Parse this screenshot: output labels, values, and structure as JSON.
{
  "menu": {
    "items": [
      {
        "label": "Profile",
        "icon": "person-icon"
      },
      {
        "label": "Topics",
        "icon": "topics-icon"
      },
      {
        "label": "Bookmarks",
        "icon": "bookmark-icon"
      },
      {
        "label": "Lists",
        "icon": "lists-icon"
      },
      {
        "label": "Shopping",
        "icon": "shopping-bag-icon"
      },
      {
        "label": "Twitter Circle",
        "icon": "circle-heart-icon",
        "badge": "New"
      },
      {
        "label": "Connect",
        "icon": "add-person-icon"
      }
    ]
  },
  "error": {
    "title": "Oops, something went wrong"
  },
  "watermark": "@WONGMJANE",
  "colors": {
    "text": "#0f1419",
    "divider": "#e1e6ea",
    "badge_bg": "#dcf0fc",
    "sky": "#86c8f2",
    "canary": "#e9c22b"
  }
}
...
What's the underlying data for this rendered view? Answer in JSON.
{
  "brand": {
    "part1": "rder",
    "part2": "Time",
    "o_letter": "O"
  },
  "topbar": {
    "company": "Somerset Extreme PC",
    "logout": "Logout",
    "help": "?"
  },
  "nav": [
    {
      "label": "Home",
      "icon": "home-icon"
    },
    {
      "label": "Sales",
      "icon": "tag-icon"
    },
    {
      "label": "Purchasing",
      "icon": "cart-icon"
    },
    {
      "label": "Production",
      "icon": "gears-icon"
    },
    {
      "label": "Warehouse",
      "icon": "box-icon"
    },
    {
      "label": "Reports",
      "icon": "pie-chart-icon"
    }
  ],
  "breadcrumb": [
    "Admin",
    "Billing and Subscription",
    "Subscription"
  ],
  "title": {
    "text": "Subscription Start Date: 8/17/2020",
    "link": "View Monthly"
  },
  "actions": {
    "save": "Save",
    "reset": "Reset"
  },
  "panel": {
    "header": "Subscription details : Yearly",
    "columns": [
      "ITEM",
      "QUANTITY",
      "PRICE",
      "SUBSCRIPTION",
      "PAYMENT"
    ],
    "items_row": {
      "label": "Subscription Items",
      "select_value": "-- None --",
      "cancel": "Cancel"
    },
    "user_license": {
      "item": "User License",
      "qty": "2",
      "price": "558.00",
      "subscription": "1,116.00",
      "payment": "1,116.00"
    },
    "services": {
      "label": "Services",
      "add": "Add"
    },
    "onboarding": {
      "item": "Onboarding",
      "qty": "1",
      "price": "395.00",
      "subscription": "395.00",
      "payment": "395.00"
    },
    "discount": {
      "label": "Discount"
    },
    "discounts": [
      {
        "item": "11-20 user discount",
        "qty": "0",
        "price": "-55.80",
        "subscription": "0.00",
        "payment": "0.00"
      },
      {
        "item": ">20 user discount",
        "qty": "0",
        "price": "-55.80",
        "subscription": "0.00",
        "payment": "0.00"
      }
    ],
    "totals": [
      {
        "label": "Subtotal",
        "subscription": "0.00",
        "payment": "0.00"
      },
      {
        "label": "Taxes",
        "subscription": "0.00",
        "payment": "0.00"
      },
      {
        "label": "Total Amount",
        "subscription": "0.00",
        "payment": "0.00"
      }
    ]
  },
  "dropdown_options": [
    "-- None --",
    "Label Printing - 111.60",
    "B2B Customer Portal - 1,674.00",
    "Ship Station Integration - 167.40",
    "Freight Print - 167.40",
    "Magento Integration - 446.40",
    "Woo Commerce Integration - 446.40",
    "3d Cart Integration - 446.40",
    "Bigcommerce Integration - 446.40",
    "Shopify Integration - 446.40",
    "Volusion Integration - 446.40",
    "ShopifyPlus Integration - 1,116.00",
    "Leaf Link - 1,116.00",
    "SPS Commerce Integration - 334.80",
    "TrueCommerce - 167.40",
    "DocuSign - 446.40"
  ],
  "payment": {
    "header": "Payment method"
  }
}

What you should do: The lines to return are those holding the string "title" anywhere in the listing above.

Response to this exercise:
    "title": "Oops, something went wrong"
  "title": {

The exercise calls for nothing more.